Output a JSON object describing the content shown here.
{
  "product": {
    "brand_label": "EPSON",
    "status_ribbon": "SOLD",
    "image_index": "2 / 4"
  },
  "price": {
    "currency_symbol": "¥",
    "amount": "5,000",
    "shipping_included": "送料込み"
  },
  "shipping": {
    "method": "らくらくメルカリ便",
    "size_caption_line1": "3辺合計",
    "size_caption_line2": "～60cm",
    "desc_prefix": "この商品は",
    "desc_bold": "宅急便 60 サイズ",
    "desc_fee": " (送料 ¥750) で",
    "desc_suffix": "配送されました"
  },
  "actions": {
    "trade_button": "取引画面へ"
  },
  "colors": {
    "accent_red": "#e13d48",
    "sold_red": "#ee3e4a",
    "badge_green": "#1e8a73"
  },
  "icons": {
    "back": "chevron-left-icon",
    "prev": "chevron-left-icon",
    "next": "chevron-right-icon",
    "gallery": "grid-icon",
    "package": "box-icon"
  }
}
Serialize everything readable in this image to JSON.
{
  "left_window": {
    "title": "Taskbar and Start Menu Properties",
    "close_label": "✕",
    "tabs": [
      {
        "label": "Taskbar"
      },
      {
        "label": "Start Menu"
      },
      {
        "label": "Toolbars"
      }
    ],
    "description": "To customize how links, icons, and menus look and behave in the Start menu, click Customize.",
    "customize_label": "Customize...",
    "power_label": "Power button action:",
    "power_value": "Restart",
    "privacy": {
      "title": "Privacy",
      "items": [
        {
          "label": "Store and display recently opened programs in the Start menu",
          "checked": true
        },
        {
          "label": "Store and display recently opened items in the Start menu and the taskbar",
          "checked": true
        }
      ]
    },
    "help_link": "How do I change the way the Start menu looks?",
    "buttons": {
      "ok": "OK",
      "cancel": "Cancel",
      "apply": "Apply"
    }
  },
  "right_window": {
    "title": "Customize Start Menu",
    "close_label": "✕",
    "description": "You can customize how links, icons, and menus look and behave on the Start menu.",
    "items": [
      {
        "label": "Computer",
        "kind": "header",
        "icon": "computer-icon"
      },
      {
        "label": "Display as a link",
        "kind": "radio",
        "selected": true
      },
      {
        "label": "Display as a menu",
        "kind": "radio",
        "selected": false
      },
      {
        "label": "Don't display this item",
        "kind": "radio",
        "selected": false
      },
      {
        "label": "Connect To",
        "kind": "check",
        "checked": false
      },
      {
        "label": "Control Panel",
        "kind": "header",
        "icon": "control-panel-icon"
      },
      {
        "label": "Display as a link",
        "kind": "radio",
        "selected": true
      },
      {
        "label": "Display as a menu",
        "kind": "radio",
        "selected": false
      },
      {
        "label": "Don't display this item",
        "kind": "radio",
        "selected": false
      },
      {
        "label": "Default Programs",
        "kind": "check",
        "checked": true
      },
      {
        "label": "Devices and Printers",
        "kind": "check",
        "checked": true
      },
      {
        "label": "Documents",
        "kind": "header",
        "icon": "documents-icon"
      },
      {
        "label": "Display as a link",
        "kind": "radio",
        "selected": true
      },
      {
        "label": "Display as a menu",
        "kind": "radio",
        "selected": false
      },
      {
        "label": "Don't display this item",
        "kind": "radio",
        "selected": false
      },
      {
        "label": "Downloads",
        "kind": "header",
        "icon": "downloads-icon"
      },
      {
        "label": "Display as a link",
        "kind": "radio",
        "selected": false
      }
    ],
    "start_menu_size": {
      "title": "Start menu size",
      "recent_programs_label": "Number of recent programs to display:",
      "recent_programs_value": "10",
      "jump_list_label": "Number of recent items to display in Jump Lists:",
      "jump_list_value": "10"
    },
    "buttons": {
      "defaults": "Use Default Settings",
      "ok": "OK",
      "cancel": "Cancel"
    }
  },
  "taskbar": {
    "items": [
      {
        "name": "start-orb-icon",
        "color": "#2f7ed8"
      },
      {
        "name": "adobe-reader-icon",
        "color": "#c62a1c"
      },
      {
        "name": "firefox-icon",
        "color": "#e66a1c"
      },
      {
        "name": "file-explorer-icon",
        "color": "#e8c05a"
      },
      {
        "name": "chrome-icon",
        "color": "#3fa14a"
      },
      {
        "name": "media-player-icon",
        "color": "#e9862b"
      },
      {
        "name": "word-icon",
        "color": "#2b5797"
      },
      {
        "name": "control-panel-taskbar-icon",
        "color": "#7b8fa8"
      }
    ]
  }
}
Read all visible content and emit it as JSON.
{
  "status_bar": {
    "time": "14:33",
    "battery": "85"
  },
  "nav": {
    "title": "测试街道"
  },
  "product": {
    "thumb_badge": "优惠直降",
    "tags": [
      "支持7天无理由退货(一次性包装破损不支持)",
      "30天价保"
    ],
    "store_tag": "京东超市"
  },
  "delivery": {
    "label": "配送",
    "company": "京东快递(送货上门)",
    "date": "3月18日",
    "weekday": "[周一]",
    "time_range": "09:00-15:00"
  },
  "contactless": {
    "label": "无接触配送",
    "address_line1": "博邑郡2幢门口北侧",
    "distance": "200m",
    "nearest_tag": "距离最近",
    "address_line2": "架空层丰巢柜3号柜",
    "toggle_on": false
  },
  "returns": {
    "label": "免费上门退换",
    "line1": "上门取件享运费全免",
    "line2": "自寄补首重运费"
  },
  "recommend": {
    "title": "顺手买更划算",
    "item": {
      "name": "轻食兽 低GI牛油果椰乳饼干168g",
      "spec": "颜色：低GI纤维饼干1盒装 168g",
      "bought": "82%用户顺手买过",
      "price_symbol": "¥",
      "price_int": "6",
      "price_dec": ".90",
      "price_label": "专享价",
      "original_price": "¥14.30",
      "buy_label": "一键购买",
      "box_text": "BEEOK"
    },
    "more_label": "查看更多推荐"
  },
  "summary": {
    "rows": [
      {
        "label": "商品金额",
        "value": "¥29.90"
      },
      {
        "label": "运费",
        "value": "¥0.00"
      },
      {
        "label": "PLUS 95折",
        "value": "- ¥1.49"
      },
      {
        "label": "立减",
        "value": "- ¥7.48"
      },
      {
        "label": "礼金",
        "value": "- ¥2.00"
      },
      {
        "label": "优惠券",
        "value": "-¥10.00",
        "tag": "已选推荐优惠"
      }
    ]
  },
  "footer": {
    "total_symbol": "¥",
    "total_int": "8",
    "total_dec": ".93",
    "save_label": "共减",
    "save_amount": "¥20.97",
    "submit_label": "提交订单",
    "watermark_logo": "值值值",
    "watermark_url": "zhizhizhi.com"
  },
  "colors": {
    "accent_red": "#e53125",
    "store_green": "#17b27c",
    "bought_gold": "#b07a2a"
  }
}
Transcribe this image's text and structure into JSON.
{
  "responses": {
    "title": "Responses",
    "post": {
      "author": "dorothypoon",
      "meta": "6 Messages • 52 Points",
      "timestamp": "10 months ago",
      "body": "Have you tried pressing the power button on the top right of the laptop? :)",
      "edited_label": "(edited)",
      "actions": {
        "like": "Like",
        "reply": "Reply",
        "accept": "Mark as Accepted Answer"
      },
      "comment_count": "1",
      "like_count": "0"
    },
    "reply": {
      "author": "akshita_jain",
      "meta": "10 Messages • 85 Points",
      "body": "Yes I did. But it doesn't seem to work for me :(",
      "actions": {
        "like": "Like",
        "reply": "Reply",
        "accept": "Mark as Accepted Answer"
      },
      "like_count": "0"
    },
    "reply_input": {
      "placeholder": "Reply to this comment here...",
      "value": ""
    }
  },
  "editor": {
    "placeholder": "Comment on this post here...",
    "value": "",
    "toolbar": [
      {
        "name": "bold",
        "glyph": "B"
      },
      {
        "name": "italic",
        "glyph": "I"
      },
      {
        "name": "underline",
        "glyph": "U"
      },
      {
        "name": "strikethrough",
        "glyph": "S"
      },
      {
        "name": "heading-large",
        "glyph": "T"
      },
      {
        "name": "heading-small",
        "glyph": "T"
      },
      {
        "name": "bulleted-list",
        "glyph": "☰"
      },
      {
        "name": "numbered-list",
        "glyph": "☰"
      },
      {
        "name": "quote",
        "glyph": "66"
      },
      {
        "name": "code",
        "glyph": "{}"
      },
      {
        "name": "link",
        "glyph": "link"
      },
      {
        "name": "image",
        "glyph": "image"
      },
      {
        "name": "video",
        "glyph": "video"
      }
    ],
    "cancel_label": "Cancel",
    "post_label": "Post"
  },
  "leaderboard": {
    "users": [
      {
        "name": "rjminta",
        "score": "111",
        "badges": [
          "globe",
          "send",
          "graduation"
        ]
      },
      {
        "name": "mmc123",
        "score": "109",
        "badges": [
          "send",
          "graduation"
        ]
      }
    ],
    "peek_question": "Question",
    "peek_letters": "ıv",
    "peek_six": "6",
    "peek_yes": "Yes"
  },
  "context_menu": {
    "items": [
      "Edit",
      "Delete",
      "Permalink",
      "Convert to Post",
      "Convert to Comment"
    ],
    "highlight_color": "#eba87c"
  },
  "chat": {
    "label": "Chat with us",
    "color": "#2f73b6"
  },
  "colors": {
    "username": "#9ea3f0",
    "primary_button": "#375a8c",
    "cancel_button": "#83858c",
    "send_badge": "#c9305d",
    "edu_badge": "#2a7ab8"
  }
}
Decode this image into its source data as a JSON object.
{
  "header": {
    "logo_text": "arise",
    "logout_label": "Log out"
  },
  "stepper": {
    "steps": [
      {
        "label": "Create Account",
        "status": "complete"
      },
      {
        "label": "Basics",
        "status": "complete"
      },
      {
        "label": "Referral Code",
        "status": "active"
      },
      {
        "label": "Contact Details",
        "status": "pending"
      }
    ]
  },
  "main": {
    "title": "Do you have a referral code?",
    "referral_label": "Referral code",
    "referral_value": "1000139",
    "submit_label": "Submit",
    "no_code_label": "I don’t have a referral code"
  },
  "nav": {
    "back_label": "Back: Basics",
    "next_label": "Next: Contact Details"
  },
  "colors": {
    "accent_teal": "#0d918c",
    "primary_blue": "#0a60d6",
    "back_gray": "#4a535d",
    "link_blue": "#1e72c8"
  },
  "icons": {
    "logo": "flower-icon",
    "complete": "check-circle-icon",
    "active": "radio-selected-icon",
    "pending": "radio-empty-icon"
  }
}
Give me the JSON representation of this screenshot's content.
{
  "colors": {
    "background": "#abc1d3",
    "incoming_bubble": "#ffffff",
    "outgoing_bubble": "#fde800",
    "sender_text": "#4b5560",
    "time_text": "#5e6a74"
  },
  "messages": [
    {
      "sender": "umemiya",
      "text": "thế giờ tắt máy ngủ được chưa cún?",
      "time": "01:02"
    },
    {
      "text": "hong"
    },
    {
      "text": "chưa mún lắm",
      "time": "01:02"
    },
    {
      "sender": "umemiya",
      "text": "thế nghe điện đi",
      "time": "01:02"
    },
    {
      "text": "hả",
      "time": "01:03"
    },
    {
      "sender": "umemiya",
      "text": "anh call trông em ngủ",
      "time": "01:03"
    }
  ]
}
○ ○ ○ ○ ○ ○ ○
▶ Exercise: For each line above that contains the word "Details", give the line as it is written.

▶ Output:
        "label": "Contact Details",
    "next_label": "Next: Contact Details"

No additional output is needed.